Dataset rows describing interfaces
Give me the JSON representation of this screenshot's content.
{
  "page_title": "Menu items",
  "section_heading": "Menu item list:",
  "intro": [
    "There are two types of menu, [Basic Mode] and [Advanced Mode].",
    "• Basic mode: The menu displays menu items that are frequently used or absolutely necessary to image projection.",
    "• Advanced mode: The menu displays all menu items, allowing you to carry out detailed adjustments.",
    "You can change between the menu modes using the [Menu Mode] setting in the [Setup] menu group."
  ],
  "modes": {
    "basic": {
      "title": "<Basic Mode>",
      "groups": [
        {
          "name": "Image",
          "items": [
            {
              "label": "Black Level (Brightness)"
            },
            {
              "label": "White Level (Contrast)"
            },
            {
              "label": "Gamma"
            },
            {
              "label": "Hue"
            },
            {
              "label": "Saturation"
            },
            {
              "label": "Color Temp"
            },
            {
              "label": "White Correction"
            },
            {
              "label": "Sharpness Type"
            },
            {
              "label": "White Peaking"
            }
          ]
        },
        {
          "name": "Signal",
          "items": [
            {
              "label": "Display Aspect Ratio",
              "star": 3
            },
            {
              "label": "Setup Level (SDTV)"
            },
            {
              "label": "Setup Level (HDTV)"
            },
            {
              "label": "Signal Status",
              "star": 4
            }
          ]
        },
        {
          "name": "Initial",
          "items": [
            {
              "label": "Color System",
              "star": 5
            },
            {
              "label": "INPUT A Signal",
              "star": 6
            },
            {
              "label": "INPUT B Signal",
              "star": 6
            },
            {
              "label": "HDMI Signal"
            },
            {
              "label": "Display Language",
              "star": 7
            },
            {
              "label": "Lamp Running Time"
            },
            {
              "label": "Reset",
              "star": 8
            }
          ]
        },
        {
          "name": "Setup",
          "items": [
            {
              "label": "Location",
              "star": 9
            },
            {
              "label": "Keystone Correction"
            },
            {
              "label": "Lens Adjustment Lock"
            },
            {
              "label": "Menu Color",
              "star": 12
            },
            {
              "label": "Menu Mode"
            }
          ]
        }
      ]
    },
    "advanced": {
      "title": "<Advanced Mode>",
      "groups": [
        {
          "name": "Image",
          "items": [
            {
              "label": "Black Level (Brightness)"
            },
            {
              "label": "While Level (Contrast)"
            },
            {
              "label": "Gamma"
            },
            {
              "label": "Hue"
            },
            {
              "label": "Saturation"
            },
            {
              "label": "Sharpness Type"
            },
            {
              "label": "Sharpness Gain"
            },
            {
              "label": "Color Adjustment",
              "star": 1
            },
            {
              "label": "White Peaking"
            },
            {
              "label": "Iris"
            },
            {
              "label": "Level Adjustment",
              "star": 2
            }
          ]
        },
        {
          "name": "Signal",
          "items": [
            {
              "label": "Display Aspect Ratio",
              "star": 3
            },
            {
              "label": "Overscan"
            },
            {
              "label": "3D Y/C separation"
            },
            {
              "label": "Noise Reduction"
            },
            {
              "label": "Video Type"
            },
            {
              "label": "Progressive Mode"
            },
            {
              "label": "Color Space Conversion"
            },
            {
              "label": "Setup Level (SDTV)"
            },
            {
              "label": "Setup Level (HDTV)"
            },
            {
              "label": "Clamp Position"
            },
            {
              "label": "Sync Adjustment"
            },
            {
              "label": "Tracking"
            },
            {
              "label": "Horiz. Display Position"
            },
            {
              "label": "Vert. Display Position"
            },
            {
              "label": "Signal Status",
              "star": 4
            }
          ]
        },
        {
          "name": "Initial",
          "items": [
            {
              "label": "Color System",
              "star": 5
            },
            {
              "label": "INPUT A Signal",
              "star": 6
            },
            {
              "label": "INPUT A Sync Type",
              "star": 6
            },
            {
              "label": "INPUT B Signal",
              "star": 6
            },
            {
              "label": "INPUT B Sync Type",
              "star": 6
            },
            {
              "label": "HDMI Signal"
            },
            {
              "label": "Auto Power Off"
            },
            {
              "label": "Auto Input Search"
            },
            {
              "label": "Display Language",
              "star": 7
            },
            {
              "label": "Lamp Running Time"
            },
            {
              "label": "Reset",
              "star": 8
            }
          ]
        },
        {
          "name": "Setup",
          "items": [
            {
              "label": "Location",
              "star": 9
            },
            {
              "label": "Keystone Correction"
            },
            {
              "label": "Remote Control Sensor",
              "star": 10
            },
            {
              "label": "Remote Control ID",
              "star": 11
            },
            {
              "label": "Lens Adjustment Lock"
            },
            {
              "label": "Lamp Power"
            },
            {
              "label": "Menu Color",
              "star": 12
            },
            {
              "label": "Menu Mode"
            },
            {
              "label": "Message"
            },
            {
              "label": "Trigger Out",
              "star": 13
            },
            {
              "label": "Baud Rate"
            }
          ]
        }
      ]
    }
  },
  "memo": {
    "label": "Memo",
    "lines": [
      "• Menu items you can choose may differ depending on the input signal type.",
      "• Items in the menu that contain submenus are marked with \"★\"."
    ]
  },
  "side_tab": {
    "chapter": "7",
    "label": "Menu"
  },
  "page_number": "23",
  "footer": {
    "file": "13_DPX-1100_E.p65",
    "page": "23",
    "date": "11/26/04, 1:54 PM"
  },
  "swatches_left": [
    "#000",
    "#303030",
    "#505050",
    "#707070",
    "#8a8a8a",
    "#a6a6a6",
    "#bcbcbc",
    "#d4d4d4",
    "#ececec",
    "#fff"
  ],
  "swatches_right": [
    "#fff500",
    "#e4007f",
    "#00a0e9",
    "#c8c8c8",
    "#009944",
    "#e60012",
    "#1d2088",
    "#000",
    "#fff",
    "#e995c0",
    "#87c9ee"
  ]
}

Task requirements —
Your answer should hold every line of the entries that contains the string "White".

Result below —
              "label": "White Level (Contrast)"
              "label": "White Correction"
              "label": "White Peaking"
              "label": "White Peaking"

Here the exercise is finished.